• Search

Activists Cited After Harassing St. Louis Couple Won’t Be Prosecuted

St. Louis, MO – The nine protesters cited for trespassing on the private property of St. Louis attorneys Mark and Patricia McCloskey will not be charged with crimes.

The incident occurred on June 28 when rioters who were trying to get to the St. Louis mayor’s private residence broke down the locked gate into the community where the McCloskeys resided and began marching through the private streets.

The McCloskeys, who are both attorneys, grabbed an unloaded semi-automatic rifle and an inoperable prop gun from a court case and faced off with the protesters in front of their $1.5 million home to defend their property.

St. Louis Circuit Attorney Kim Gardner subsequently charged the McCloskeys with one felony count each of unlawful use of a weapon, after the couple stood outside their own home and displayed guns to defend their property.

Patricia and Mark McCloskey had told investigators beforehand that the weapon had been rendered inoperable so it could be used as a prop inside a courtroom for a lawsuit against a gun manufacturer.

However, in order to charge Patricia McCloskey under Missouri law, the gun had to be “readily” capable of lethal use, KSDK reported.

St. Louis Assistant Circuit Attorney Chris Hinckley ordered the crime lab to field strip the pistol.

Documents showed the techs found the gun been assembled wrong and the firing pin spring was put in backward, in front of the firing pin, rendering the weapon inoperable, according to KSDK.

The documents also showed that firearms experts disassembled the weapon and reassembled it properly, then test-fired it to confirm it worked.

Staff in the crime lab photographed the weapon’s disassembly and reassembly, according to KSDK.

But there no was no reference to the fact the gun didn’t work in the charging documents against Patricia McCloskey.

Missouri Attorney General Eric Schmitt said he would move to have the charges against the couple dismissed shortly after Gardner announced them.

More than two months after the incident, St. Louis Metropolitan Police completed their investigation into what happened at the McCloskeys home after protesters broke down the neighborhood gates and issued citations to nine people, NPR reported.

But it was up to the prosecutor whether to actually charge the protesters for trespassing, and Gardner’s office declined, FOX News reported.

St. Louis Deputy City Counselor Michael Garvin said Tuesday that prosecutors had thoroughly investigated and reviewed videos, property documents, and interviewed numerous witnesses.

“After consideration of all factors, the city counselor determined that prosecution is not warranted against these particular individuals,” Garvin told FOX News in a statement. “Having reached that conclusion, all charges were refused.”

He also said that the residents who are the trustees of the McCloskey’s neighborhood had also declined to pursue trespassing charges against the protesters.

The McCloskeys’ attorney, Joel Schwartz, said that Gardner’s decision not to prosecute doesn’t mean the protesters weren’t trespassing, FOX News reported.
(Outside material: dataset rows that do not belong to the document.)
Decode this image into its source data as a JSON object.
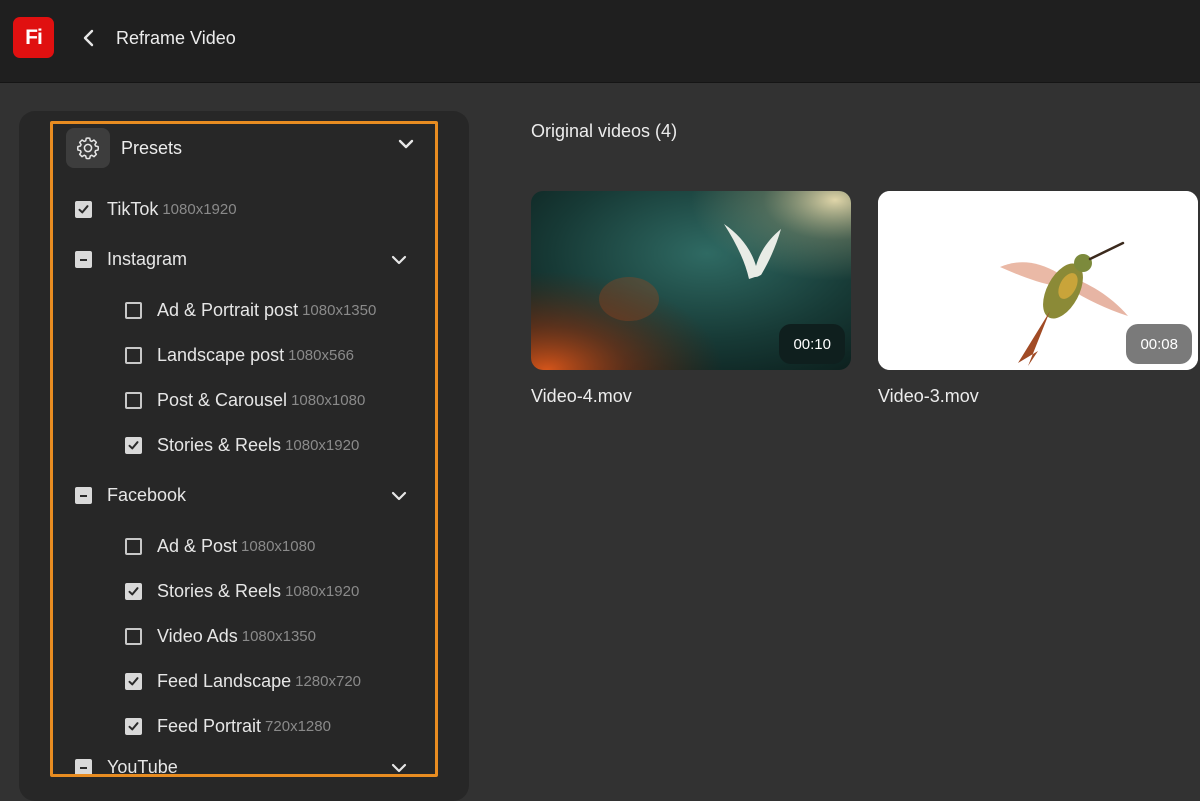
{
  "app": {
    "logo_text": "Fi",
    "title": "Reframe Video",
    "logo_color": "#e01010"
  },
  "presets": {
    "title": "Presets",
    "icon": "gear-icon",
    "accent": "#e88c21",
    "groups": [
      {
        "label": "TikTok",
        "dim": "1080x1920",
        "state": "checked",
        "items": []
      },
      {
        "label": "Instagram",
        "dim": "",
        "state": "mixed",
        "items": [
          {
            "label": "Ad & Portrait post",
            "dim": "1080x1350",
            "checked": false
          },
          {
            "label": "Landscape post",
            "dim": "1080x566",
            "checked": false
          },
          {
            "label": "Post & Carousel",
            "dim": "1080x1080",
            "checked": false
          },
          {
            "label": "Stories & Reels",
            "dim": "1080x1920",
            "checked": true
          }
        ]
      },
      {
        "label": "Facebook",
        "dim": "",
        "state": "mixed",
        "items": [
          {
            "label": "Ad & Post",
            "dim": "1080x1080",
            "checked": false
          },
          {
            "label": "Stories & Reels",
            "dim": "1080x1920",
            "checked": true
          },
          {
            "label": "Video Ads",
            "dim": "1080x1350",
            "checked": false
          },
          {
            "label": "Feed Landscape",
            "dim": "1280x720",
            "checked": true
          },
          {
            "label": "Feed Portrait",
            "dim": "720x1280",
            "checked": true
          }
        ]
      },
      {
        "label": "YouTube",
        "dim": "",
        "state": "mixed",
        "items": []
      }
    ]
  },
  "videos": {
    "title": "Original videos (4)",
    "items": [
      {
        "name": "Video-4.mov",
        "duration": "00:10",
        "thumbnail": "dove-image"
      },
      {
        "name": "Video-3.mov",
        "duration": "00:08",
        "thumbnail": "hummingbird-image"
      }
    ]
  }
}
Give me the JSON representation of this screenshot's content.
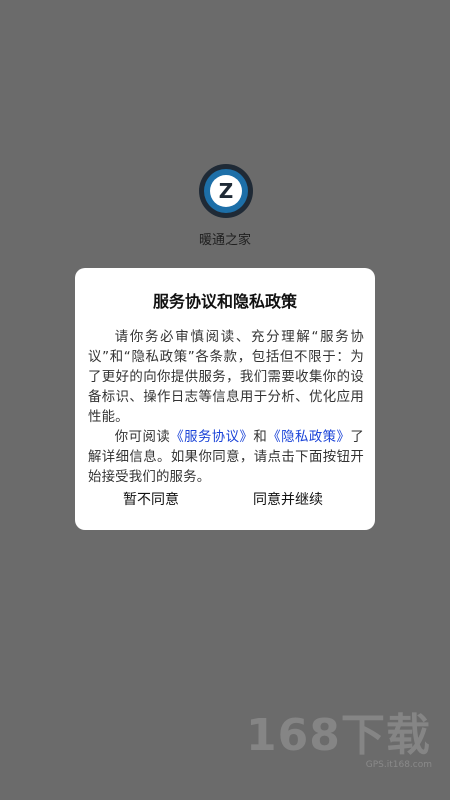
{
  "app": {
    "name": "暖通之家"
  },
  "dialog": {
    "title": "服务协议和隐私政策",
    "para1": "请你务必审慎阅读、充分理解“服务协议”和“隐私政策”各条款，包括但不限于：为了更好的向你提供服务，我们需要收集你的设备标识、操作日志等信息用于分析、优化应用性能。",
    "para2_prefix": "你可阅读",
    "link_service": "《服务协议》",
    "para2_and": "和",
    "link_privacy": "《隐私政策》",
    "para2_suffix": "了解详细信息。如果你同意，请点击下面按钮开始接受我们的服务。",
    "decline_label": "暂不同意",
    "accept_label": "同意并继续"
  },
  "watermark": {
    "main": "168下载",
    "sub": "GPS.it168.com"
  },
  "colors": {
    "overlay": "#6b6b6b",
    "link": "#1a43d8",
    "logo_blue": "#1d6fa8"
  }
}
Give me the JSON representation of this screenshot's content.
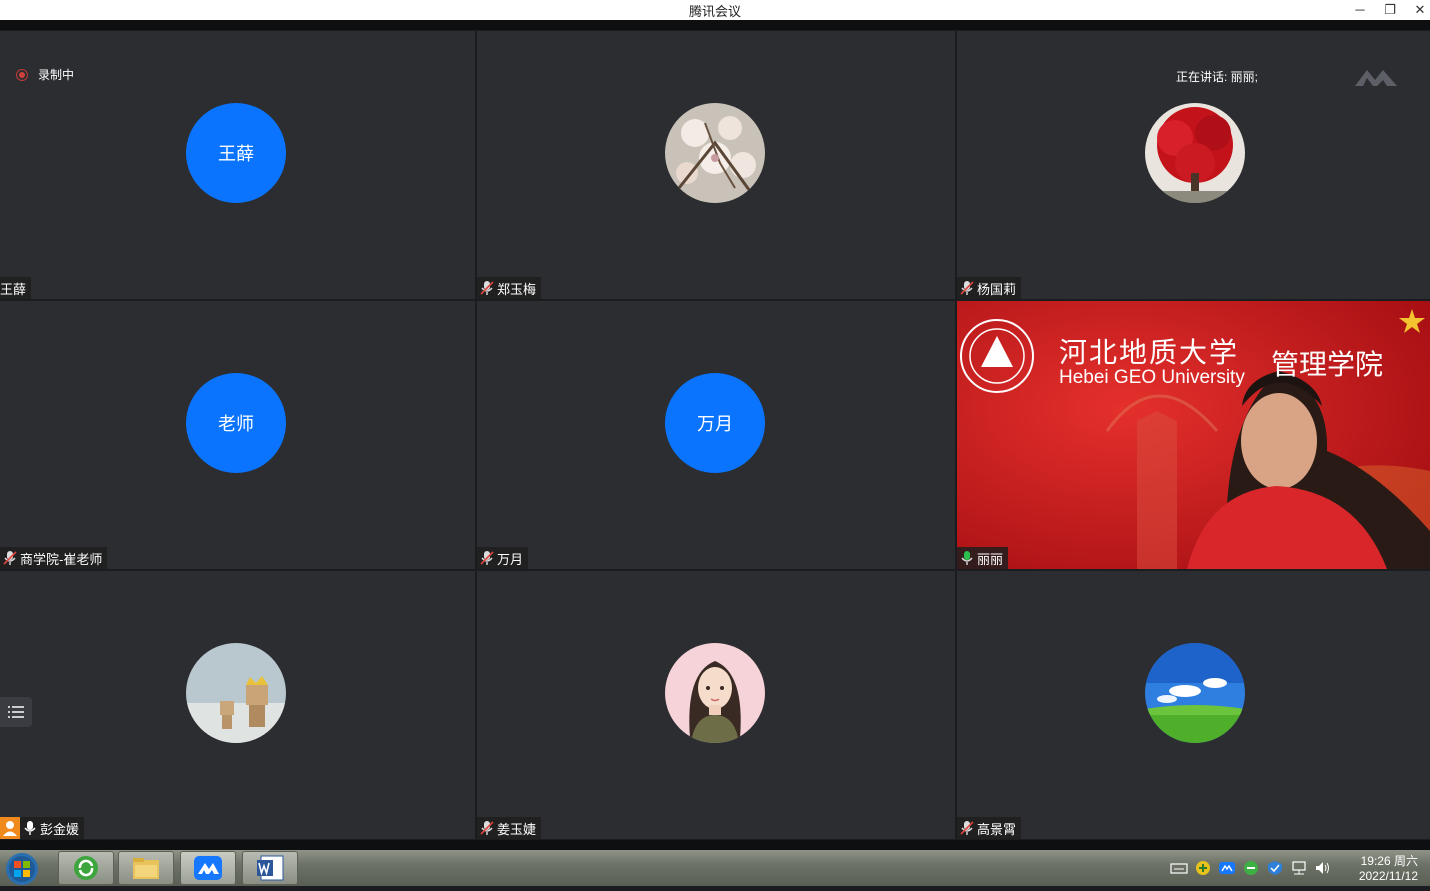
{
  "window": {
    "title": "腾讯会议",
    "minimize": "─",
    "restore": "❐",
    "close": "✕"
  },
  "status": {
    "recording": "录制中",
    "speaking": "正在讲话: 丽丽;"
  },
  "participants": [
    {
      "name": "王薛",
      "avatar_text": "王薛",
      "avatar": "text"
    },
    {
      "name": "郑玉梅",
      "avatar": "magnolia-photo"
    },
    {
      "name": "杨国莉",
      "avatar": "red-tree-photo"
    },
    {
      "name": "商学院-崔老师",
      "avatar_text": "老师",
      "avatar": "text"
    },
    {
      "name": "万月",
      "avatar_text": "万月",
      "avatar": "text"
    },
    {
      "name": "丽丽",
      "avatar": "live-video"
    },
    {
      "name": "彭金媛",
      "avatar": "toy-figures-photo"
    },
    {
      "name": "姜玉婕",
      "avatar": "girl-illustration"
    },
    {
      "name": "高景霄",
      "avatar": "sky-meadow-photo"
    }
  ],
  "video_background": {
    "university_cn": "河北地质大学",
    "university_en": "Hebei GEO University",
    "school": "管理学院"
  },
  "taskbar": {
    "time": "19:26 周六",
    "date": "2022/11/12"
  },
  "colors": {
    "tile_bg": "#2b2d31",
    "avatar_blue": "#0b74ff",
    "recording_red": "#d0413c",
    "speaking_green": "#2bbf4c"
  }
}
“It was clearly trespassing and the McCloskeys were clearly within their rights to do what they did,” Schwartz said.

The McCloskeys, however, are still facing charges for defending their property against the trespassing mob.

The state attorney general submitted a brief that respectfully requested the judge dismiss the charges against Mark and Patricia McCloskey as quickly as possible on the grounds their Second Amendment rights had been violated, FOX News reported.
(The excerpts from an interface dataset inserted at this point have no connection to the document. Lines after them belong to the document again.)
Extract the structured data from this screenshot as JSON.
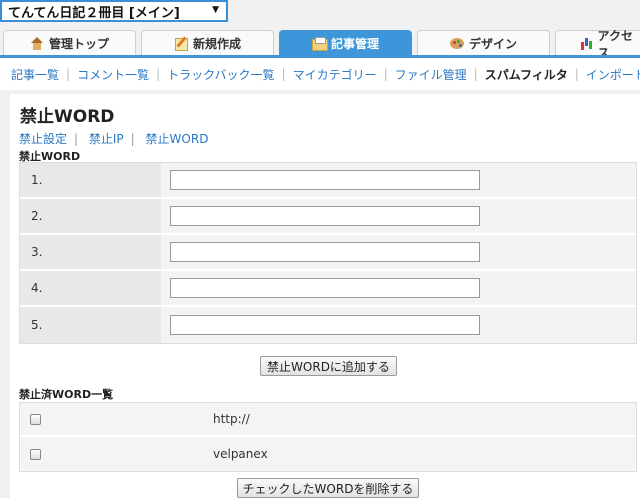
{
  "blog_selector": {
    "value": "てんてん日記２冊目 [メイン]"
  },
  "main_tabs": [
    {
      "label": "管理トップ",
      "icon": "home-icon"
    },
    {
      "label": "新規作成",
      "icon": "pencil-icon"
    },
    {
      "label": "記事管理",
      "icon": "folder-icon",
      "active": true
    },
    {
      "label": "デザイン",
      "icon": "palette-icon"
    },
    {
      "label": "アクセス",
      "icon": "bar-chart-icon"
    }
  ],
  "sub_nav": [
    "記事一覧",
    "コメント一覧",
    "トラックバック一覧",
    "マイカテゴリー",
    "ファイル管理",
    "スパムフィルタ",
    "インポート・エ"
  ],
  "sub_nav_current_index": 5,
  "page": {
    "title": "禁止WORD",
    "links": [
      "禁止設定",
      "禁止IP",
      "禁止WORD"
    ],
    "word_section_label": "禁止WORD",
    "word_rows": [
      {
        "num": "1.",
        "value": ""
      },
      {
        "num": "2.",
        "value": ""
      },
      {
        "num": "3.",
        "value": ""
      },
      {
        "num": "4.",
        "value": ""
      },
      {
        "num": "5.",
        "value": ""
      }
    ],
    "add_button": "禁止WORDに追加する",
    "blocked_section_label": "禁止済WORD一覧",
    "blocked_words": [
      {
        "word": "http://",
        "checked": false
      },
      {
        "word": "velpanex",
        "checked": false
      }
    ],
    "delete_button": "チェックしたWORDを削除する"
  }
}
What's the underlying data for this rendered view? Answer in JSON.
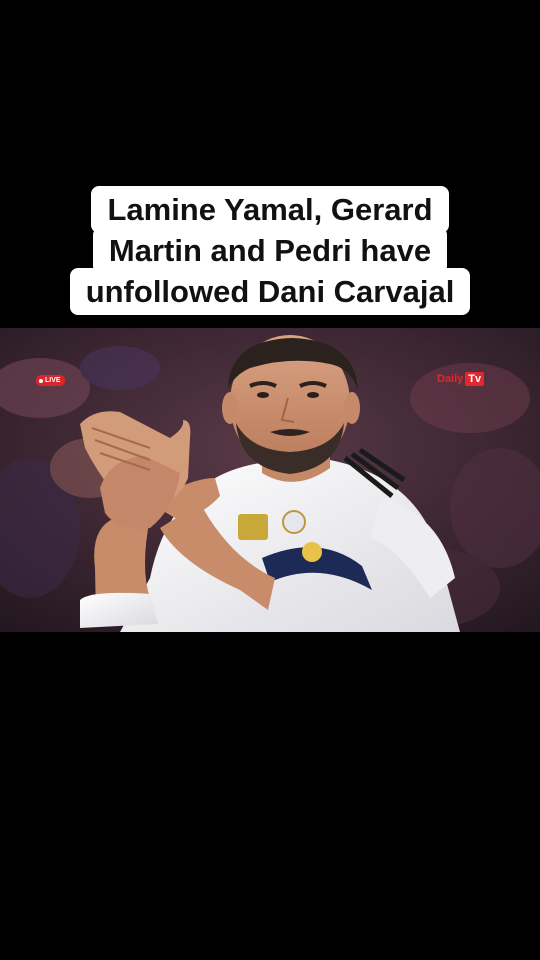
{
  "headline": {
    "lines": [
      "Lamine Yamal, Gerard",
      "Martin and Pedri have",
      "unfollowed Dani Carvajal"
    ]
  },
  "photo": {
    "subject": "footballer-applauding",
    "live_badge": "LIVE",
    "brand_a": "Daily",
    "brand_b": "Tv"
  },
  "colors": {
    "background": "#000000",
    "headline_bg": "#ffffff",
    "badge_red": "#e3262f"
  }
}
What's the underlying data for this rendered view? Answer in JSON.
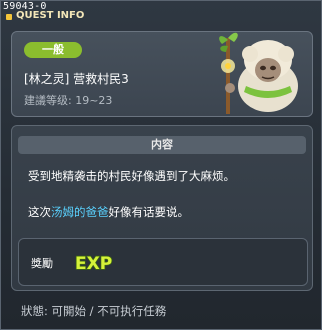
{
  "quest_id": "59043-0",
  "window_title": "QUEST INFO",
  "difficulty": "一般",
  "quest": {
    "title": "[林之灵] 营救村民3",
    "level_requirement": "建議等级: 19~23"
  },
  "content": {
    "header": "内容",
    "line1": "受到地精袭击的村民好像遇到了大麻烦。",
    "line2_prefix": "这次",
    "line2_highlight": "汤姆的爸爸",
    "line2_suffix": "好像有话要说。"
  },
  "reward": {
    "label": "獎勵",
    "icon_text": "EXP"
  },
  "status": "狀態: 可開始 / 不可执行任務",
  "colors": {
    "accent_badge": "#8bbd2e",
    "highlight_text": "#5ad2ff",
    "title_text": "#f3e6b8"
  },
  "icons": {
    "npc": "sheep-villager-with-staff-icon",
    "reward": "exp-icon"
  }
}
“The right to keep and bear arms is given the highest level of protection in our constitution and our laws, including the Castle Doctrine, which provides broad rights to Missourians who are protecting their property and lives from those who wish to do them harm,” Schmitt said in a written statement.

“Despite this, Circuit Attorney Gardner filed suit against the McCloskeys, who, according to published reports, were defending their property and safety,” he continued. “As Missouri’s Chief law enforcement officer, I won’t stand by while Missouri law is being ignored.”

Missouri Governor Mike Parson said in July that he plans to pardon the couple if the case against them proceeds to that point.

Written by
Sandy Malone

Managing Editor - Twitter/@SandyMalone_ - Prior to joining The Police Tribune, Sandy wrote the Politics.Net column for the Wall Street Journal and was managing editor of Campaigns & Elections magazine. More recently, she was an internationally-syndicated columnist for Conde Nast (BRIDES), The Huffington Post, and Monsters and Critics. Sandy is married to a retired police captain and former SWAT commander.

View all articles
Written by Sandy Malone


Sign up to our daily newsletter so you don't miss out on the latest events surrounding law enforcement!

Follow Me

Follow us on social media and be sure to mark us as "See First."